While she has described herself as socialist, in fact socialism is regarded as the smokescreen of communism — to tactically present a more palatable face to the public. Moreover, destabilising a democracy is regarded as a communist coup.

We should be under no illusions. This attack on this country is well under way, as is the Maori sovereignty takeover, assisted by a Prime Minister so foolishly dismissed as merely naive, but who, on the actual evidence — her ongoing promotion of divisiveness and separatism — is bad news for New Zealanders and undermining national unity.

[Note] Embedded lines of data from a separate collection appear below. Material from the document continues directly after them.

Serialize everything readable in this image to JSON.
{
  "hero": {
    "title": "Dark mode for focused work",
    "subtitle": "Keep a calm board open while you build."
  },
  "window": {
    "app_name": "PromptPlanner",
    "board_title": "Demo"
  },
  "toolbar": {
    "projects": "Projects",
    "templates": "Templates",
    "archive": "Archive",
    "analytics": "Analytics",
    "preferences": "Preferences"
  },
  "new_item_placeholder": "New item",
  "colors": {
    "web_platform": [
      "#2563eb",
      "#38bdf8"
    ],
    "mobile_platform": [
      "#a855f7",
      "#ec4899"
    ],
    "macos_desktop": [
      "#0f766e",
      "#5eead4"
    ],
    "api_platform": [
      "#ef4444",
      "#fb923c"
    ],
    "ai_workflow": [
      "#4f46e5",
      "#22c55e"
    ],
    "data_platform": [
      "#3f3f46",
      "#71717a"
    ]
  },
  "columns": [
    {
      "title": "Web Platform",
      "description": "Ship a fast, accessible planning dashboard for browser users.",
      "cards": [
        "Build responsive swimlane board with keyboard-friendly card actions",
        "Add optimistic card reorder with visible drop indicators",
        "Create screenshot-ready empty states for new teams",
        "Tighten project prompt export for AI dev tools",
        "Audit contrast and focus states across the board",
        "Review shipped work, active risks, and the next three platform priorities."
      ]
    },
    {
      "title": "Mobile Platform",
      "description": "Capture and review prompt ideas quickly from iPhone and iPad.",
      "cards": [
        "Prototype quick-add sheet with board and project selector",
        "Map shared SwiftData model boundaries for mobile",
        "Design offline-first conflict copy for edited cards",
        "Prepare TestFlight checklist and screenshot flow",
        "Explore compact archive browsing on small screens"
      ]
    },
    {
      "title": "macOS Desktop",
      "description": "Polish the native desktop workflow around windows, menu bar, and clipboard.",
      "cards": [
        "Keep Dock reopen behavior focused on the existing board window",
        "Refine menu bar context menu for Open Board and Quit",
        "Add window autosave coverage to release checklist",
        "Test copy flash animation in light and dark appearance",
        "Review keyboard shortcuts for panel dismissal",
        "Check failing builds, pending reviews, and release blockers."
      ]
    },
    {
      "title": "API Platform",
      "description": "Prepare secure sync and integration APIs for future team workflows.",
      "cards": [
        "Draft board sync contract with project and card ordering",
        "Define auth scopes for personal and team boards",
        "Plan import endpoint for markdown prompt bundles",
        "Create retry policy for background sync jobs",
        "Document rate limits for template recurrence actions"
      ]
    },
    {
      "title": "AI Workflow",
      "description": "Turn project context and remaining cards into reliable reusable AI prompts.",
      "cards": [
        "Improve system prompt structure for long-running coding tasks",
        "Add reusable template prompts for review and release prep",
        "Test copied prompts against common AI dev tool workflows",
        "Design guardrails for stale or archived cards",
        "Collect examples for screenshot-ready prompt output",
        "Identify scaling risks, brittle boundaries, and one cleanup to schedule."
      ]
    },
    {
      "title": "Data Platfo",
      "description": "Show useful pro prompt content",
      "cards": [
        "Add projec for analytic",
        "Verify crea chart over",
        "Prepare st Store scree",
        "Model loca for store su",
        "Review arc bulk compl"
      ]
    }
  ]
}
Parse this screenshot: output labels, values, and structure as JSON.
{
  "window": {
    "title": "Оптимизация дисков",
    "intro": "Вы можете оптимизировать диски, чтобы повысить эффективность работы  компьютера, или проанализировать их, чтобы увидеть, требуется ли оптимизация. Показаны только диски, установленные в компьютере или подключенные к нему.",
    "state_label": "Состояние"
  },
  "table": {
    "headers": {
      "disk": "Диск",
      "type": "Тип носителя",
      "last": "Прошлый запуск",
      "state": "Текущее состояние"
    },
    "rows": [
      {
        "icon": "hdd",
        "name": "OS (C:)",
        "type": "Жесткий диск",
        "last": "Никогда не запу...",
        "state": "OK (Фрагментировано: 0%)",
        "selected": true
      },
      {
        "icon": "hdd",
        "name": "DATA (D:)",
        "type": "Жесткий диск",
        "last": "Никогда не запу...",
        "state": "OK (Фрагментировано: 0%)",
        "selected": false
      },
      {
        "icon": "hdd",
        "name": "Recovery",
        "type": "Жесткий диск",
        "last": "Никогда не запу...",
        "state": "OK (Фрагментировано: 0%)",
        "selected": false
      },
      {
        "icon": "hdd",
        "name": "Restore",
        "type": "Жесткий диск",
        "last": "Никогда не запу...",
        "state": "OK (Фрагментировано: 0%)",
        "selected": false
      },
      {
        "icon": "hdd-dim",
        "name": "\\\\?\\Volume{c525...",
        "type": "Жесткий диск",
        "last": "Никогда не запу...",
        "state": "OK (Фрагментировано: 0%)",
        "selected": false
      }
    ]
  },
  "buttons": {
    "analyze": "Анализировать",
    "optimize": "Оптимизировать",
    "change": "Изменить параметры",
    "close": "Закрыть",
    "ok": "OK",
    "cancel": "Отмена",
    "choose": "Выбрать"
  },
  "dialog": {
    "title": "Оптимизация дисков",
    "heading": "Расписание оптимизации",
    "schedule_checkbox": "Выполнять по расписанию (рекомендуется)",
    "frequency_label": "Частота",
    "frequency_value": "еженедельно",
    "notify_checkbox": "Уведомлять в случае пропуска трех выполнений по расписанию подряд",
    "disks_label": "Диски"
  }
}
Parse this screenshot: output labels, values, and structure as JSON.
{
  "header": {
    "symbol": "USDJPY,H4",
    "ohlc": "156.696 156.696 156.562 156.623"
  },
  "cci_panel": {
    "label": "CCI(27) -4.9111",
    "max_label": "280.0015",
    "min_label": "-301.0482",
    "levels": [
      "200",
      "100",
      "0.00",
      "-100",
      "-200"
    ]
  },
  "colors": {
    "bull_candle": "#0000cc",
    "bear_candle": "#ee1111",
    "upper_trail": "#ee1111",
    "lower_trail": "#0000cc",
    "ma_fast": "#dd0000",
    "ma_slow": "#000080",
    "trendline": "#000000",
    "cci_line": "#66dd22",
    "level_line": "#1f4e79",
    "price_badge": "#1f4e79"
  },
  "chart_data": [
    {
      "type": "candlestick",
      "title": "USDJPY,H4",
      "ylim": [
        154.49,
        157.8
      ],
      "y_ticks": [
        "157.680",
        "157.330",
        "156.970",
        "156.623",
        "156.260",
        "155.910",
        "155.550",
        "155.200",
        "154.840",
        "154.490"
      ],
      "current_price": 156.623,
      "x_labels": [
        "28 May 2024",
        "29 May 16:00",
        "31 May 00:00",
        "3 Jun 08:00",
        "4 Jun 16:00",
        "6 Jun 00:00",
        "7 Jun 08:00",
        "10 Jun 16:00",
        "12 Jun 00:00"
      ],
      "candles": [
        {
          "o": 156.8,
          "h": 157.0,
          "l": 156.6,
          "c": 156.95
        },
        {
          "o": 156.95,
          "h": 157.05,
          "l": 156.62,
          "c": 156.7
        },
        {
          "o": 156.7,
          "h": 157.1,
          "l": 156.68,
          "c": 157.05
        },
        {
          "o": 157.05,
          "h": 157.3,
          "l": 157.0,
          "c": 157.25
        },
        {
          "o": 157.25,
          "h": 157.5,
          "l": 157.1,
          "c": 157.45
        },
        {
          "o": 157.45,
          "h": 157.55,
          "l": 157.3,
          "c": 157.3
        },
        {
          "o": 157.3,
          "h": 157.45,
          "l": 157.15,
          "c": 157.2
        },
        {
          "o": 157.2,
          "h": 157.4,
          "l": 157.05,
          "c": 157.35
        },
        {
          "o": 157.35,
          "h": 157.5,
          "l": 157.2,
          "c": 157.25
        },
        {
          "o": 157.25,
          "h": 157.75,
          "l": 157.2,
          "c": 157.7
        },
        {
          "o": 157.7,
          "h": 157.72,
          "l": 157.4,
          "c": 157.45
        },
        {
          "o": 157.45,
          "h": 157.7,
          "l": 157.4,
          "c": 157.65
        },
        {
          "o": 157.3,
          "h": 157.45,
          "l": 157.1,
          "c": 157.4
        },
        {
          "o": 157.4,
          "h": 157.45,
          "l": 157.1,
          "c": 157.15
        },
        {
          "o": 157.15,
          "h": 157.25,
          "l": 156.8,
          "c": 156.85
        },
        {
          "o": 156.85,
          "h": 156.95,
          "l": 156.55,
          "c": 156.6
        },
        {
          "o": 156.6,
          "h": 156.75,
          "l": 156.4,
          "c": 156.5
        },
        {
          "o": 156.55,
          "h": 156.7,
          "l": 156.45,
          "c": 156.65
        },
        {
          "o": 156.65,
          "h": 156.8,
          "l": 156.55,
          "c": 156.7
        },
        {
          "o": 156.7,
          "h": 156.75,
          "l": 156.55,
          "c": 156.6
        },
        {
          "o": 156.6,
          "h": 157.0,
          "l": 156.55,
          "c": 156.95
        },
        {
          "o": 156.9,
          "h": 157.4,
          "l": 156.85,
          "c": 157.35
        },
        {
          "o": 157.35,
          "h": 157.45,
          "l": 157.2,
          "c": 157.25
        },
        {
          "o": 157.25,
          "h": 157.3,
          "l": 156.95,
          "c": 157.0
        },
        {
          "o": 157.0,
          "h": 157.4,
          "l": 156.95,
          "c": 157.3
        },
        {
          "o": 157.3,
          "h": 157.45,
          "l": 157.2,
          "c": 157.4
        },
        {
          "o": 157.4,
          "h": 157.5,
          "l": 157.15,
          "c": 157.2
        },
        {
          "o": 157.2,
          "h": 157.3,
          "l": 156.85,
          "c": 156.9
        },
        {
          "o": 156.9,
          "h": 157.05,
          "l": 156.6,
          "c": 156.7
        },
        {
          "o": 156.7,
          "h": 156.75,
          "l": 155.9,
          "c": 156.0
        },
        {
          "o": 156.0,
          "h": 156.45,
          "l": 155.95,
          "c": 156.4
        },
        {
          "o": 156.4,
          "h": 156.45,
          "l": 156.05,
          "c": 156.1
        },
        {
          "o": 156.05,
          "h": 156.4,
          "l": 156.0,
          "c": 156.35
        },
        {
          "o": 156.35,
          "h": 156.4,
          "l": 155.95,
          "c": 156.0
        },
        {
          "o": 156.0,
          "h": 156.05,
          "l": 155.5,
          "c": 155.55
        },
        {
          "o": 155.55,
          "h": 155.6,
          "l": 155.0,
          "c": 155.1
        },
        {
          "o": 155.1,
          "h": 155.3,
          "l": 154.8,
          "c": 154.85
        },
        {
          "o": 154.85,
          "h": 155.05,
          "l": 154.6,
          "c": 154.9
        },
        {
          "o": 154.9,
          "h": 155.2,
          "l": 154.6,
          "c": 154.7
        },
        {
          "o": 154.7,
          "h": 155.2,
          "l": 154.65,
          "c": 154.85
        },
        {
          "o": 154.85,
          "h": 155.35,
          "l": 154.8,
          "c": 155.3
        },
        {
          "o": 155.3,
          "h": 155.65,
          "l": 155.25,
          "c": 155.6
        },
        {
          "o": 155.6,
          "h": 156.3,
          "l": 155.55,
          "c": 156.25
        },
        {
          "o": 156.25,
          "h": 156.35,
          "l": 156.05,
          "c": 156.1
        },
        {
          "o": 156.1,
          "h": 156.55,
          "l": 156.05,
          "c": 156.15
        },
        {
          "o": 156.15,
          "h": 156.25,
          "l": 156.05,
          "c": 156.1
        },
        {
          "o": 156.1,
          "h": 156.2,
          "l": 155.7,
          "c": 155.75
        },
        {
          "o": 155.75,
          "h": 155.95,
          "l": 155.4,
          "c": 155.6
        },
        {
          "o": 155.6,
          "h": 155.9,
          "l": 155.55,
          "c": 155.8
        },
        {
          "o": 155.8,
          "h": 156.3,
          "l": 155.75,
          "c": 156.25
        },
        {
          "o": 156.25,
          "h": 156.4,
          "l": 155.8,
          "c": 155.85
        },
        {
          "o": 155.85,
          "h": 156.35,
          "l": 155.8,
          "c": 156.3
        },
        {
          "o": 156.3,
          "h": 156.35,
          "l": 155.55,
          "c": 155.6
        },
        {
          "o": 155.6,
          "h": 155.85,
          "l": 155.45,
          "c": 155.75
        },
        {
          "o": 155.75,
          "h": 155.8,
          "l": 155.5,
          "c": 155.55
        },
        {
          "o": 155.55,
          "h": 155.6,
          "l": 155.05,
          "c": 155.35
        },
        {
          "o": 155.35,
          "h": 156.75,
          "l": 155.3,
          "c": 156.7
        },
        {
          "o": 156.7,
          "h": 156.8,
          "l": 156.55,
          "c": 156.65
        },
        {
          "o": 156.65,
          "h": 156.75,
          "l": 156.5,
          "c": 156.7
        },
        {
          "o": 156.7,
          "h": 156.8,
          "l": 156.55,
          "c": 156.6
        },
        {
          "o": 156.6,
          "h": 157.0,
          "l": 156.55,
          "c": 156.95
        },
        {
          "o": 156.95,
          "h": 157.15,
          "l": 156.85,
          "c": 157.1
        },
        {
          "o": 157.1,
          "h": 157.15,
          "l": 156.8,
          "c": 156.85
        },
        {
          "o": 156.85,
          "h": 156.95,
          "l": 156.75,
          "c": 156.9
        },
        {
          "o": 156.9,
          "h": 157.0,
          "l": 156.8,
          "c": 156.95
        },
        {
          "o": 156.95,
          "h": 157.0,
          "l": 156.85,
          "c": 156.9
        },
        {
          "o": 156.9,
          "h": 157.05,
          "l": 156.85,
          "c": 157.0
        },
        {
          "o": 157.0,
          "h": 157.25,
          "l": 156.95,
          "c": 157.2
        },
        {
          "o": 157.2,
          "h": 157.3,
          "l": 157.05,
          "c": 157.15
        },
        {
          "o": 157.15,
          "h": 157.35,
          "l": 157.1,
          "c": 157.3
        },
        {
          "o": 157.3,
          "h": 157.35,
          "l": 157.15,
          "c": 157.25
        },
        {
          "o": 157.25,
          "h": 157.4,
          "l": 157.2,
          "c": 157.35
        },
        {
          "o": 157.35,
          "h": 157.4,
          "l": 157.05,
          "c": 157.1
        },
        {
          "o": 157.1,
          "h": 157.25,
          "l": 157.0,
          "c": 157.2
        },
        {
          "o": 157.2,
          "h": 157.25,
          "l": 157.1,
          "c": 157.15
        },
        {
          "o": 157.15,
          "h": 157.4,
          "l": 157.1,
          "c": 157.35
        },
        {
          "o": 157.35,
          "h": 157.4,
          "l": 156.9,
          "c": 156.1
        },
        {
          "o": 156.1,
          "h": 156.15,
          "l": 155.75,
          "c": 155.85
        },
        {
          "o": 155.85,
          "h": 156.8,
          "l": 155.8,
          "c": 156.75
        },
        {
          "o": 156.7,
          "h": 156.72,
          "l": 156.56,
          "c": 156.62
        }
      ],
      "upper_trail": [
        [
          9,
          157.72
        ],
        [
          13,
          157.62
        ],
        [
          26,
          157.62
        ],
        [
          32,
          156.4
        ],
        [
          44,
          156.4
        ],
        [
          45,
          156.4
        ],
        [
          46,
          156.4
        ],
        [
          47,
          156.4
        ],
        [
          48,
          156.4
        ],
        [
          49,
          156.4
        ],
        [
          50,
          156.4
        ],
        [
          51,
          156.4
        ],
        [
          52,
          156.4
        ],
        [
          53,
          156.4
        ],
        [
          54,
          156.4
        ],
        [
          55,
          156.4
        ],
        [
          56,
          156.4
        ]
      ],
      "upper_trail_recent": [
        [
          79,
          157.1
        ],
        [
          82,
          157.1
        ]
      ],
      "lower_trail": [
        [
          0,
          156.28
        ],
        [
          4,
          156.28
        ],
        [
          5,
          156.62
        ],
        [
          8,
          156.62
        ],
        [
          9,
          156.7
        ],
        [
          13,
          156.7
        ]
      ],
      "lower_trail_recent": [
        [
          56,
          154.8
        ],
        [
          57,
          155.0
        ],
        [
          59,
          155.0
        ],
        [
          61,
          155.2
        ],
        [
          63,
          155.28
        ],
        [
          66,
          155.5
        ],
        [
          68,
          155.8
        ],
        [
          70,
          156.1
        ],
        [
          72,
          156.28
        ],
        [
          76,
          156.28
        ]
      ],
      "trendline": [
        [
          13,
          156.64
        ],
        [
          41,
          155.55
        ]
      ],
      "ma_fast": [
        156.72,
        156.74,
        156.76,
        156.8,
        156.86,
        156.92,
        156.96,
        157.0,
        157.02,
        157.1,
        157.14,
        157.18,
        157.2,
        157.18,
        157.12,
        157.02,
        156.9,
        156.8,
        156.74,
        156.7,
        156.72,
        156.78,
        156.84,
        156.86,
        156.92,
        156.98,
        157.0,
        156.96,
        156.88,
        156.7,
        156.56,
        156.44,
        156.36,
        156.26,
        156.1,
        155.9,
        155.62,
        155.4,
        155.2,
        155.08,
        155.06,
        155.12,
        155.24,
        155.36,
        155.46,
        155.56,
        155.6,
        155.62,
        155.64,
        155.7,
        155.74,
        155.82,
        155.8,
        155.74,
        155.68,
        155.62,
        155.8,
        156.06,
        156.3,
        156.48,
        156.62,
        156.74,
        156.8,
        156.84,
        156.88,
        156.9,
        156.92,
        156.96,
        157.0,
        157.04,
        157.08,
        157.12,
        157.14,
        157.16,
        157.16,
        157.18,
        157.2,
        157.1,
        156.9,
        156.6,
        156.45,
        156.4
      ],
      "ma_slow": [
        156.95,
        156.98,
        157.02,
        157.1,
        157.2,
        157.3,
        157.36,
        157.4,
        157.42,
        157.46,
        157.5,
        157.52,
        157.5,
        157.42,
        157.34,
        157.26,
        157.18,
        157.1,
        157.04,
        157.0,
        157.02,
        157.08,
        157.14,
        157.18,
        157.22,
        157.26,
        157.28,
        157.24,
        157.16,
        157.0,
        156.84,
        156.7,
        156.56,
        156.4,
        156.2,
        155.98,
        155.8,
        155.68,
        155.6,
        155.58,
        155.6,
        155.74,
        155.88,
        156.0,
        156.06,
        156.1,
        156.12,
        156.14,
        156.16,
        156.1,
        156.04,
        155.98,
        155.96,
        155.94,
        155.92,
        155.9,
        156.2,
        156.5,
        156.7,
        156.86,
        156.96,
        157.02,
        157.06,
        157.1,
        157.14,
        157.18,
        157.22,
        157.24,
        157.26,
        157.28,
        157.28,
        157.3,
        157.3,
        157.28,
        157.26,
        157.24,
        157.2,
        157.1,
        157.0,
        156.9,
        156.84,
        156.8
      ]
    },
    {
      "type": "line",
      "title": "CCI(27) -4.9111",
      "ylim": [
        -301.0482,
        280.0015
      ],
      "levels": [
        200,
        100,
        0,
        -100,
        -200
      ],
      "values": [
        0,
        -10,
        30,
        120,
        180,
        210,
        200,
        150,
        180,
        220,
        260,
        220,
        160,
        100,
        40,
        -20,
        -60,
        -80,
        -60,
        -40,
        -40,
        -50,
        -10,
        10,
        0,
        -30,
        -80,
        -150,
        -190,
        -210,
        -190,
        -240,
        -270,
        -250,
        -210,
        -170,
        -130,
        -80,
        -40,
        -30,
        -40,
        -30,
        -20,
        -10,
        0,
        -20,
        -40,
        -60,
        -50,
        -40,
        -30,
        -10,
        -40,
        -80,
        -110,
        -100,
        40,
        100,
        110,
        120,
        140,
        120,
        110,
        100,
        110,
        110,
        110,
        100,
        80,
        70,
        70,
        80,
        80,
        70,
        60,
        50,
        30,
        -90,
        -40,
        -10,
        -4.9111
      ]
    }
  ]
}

What about government-related official institutions embracing the ridiculous? To simply laugh off what is happening would be a big mistake in relation to the nonsense recently produced by Christian Hawkesby, assistant-governor of the Reserve Bank, now to be known as Te Putea, no doubt to bring it into line with what pre-European Maoris used to call it before their colonist oppressors arrived.

Hawkesby’s recent address to the Institute of Directors centred around the claim that Tane, the God of the Forest, watches over all bank employees. ‘Each day as we walk through the security gates to enter our Wellington offices, Tane Mahuta (New Zealand’s oldest living Kauri tree) ‘looks back at us as a reminder of our responsibility… which is to ensure that “Tane will not wilt and lose mana”.’ And so on.

Could we ever have envisaged such nonsense — a Reserve Bank official calling on his staff to worship a giant tree to make sure it doesn’t wilt? It’s been pointed out that, ‘Mr Hawkesby is responsible for formulating monetary policy, providing equity in financial markets, managing the foreign reserves, operating interbank payment and settlement systems, and circulation of currency’.

It is not his job, if undertaking a personal journey into the psychobabble of animism, to inflict what many regard as less than rational thinking on bank employees. He should be required to resign. Simply calling what he said ridiculous is only a start. His New Age nonsense and arguably racist activism is conduct unbecoming  – not only unacceptable – but with no place in government.

And yet this primitive underpinning of what should be rational advocacies is becoming increasingly pervasive — as with activists’ success in opposing specific project developments because of the claimed presence of taniwhas (mythical Maori monsters).

With New Zealand’s democracy now white-anted by racist policies, we will also deservedly become a laughing stock if our politicians and bureaucrats continue to pay obeisance to primitivism. However, as  Einstein observed, ‘Only two things are infinite, the universe and human stupidity, and I’m not sure about the former.’